.5 Oral discussion and presentation
The students? skills of oral discussion are developed through a series of informal seminar sessions / workshops, which run throughout the module and support the more formal lectures, by encouraging student lead discussion   

.6 Careers need awareness
The outcomes of the module are designed to provide the skills and understanding that are required by the professional agri-ecologist working in environmental impact assessment or producing agri-environment scheme applications

.7 Self-management
The critique of the farm-conservation plan assignment for this module requires the student to be able to self-manage. To successfully complete the exercise they must allow sufficient time to assimilate the various sources of information and for integrating these different components into the final report.

.8 Group activity
The tutorial sessions during the module not only provide the opportunity to develop their ability to analyse a variety of information sources and discuss it orally, it also provide an opportunity for the students to interact with each other while performing a range of group activities.

Reading Lists

Technical Reports
(1995) Effects of organic farming on the landscape Report to Countryside Commission. Entec
(1992) Green fields - grey future. EC agricultural policy at the crossroads Greenpeace, Amsterdam

Andrews J and Rebane M (1998) Farming and wildlife RSPB
Arden-Clarke, C (1988) The environmental effects of conventional and organic/biological farming systems. I. Impacts on the soil. Research Report RR-16. Political Ecology Research Group; Oxford
Boatman N (Ed) (1994) Field margins: integrating agriculture and conservation BCPC

Chamberlin D E et al (2000) Changes in the abundance of farmland birds in relation to the timing of agricultural intensification in England and Wales JOURNAL OF APPLIED ECOLOGY vol 37 :771-788
Debrinski D M and Holt R D (2000) A survey and overview of habitat fragmentation experiments CONSERVATION BIOLOGY vol 14:342-355

Lampkin N H (1990) Organic Farming Farming Press
Mannion A (2000) Global change and agriculture 1 & 2 University of Reading
Newman E I (1993) Applied ecology Blackwell Science

Overden, G (1998) Agri-environment schemes and their contribution to the conservation of biodiversity in England JOURNAL OF APPLIED ECOLOGY vol 35 : 955-960

Park, J R (1988) Environmental management in agriculture: European perspectives Belhaven
Pankhurst C et al (1997) Biological indicators of soil health CABI
Parker, D M (1995) Habitat creation - a critical guide English Nature

Technical Reports
Sustainable use of soil. (1996) Royal Commission on Environmental Pollution HMSO

Sutherland W and Hill D A (eds) (1995) Managing habitats for conservation CUP
Teddington P (2000) Dictionary of ecology and environment Collins

Technical Reports
Unwin R et al (1995) The effect of organic farming systems on aspects of the environment.
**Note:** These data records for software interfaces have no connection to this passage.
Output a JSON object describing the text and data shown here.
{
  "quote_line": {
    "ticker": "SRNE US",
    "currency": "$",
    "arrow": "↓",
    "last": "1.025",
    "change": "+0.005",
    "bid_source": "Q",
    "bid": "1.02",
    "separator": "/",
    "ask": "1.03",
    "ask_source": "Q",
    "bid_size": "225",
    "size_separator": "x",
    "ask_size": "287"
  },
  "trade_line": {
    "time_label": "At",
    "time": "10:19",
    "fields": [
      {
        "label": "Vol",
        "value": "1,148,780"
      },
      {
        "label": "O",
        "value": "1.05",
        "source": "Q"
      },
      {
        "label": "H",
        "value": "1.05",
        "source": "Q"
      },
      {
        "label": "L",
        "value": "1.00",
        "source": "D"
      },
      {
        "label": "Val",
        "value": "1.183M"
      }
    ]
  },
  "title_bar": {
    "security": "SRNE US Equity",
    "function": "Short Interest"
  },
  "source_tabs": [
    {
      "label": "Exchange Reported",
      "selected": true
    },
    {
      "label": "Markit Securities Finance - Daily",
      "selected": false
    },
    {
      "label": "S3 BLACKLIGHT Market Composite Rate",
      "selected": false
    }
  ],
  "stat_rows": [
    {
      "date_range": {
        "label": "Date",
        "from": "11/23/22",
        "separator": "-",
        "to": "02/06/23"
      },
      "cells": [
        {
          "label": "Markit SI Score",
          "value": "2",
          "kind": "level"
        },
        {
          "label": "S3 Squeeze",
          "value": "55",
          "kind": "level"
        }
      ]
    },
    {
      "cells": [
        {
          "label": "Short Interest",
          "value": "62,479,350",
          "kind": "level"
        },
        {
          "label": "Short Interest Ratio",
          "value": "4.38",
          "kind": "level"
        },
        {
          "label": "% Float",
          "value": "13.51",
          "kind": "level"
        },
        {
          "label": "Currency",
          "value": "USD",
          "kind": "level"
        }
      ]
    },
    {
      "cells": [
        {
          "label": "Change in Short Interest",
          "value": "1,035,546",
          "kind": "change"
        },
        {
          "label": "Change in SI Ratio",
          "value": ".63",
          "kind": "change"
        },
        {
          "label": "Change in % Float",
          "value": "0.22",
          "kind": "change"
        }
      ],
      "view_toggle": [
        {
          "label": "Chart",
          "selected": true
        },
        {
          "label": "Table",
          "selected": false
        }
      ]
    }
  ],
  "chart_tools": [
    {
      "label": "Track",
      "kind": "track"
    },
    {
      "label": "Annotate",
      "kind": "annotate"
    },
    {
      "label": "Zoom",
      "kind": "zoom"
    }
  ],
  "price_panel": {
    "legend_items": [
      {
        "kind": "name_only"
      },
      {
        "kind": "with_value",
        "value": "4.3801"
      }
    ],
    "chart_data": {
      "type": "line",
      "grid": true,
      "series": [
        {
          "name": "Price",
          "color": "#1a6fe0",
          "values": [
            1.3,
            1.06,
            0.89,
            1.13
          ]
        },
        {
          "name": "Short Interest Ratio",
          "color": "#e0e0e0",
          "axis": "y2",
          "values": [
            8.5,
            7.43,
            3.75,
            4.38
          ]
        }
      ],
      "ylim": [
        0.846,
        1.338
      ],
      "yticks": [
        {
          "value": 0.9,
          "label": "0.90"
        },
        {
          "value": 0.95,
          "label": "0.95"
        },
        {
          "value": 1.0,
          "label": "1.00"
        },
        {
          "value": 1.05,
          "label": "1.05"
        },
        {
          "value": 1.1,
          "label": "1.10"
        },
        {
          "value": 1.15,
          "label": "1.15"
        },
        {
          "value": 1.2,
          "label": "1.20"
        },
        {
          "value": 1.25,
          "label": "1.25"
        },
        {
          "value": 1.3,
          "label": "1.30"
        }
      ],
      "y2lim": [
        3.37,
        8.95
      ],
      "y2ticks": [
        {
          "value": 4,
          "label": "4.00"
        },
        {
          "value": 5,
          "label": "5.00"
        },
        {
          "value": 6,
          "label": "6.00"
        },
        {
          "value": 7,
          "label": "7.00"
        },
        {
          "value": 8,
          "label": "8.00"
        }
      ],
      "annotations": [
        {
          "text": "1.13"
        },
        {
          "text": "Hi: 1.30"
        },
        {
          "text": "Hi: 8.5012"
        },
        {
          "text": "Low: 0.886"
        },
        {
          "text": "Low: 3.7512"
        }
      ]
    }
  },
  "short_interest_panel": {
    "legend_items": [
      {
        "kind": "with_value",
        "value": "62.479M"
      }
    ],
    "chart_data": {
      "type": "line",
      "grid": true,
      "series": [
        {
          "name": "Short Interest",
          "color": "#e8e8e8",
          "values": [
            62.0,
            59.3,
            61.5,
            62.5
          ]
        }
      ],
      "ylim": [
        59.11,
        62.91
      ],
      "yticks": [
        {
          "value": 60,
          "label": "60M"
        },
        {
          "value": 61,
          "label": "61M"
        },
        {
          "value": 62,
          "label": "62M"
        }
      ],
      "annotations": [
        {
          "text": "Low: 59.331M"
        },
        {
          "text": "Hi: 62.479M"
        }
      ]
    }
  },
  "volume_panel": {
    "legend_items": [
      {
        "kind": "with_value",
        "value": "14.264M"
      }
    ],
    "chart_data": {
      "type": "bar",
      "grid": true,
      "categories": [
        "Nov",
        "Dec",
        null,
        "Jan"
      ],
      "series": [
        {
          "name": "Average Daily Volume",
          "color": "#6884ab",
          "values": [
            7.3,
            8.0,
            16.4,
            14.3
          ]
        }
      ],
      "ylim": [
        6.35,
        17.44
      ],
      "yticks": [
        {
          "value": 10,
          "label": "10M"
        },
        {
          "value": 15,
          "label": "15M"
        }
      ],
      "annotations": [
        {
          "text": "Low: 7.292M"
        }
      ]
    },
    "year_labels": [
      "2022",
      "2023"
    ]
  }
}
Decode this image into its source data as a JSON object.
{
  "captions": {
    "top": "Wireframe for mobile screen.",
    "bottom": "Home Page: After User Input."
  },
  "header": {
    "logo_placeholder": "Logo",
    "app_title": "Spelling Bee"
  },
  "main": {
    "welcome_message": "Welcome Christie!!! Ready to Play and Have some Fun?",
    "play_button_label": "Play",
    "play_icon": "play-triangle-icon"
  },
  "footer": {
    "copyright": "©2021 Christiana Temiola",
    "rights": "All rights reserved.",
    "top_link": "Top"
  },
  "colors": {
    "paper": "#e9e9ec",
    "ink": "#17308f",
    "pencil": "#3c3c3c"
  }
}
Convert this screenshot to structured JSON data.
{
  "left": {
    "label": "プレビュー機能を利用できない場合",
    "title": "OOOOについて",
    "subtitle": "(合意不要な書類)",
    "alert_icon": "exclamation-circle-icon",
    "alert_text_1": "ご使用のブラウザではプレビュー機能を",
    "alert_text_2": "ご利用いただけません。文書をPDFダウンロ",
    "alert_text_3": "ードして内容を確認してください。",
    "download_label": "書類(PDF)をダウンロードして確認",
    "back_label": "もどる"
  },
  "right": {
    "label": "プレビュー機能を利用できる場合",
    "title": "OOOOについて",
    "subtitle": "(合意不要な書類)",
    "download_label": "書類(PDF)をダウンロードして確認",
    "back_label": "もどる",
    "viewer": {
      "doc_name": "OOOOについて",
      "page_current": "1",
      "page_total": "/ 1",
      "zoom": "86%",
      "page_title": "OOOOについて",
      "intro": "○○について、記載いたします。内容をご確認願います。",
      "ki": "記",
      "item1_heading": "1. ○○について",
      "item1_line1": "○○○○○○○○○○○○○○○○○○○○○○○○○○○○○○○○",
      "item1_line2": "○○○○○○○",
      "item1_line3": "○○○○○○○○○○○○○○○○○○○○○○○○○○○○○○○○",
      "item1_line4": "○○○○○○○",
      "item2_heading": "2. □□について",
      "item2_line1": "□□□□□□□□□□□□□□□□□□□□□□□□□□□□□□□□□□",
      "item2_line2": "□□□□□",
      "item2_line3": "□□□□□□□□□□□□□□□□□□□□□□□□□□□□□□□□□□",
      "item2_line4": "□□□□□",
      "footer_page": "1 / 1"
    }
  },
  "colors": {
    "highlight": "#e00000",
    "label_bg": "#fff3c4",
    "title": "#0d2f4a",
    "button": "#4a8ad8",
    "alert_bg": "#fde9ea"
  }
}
A review for MAFF ADAS

Winter M (2000) practical delivery of farm conservation management in England English Nature


This module is at CQFW Level 6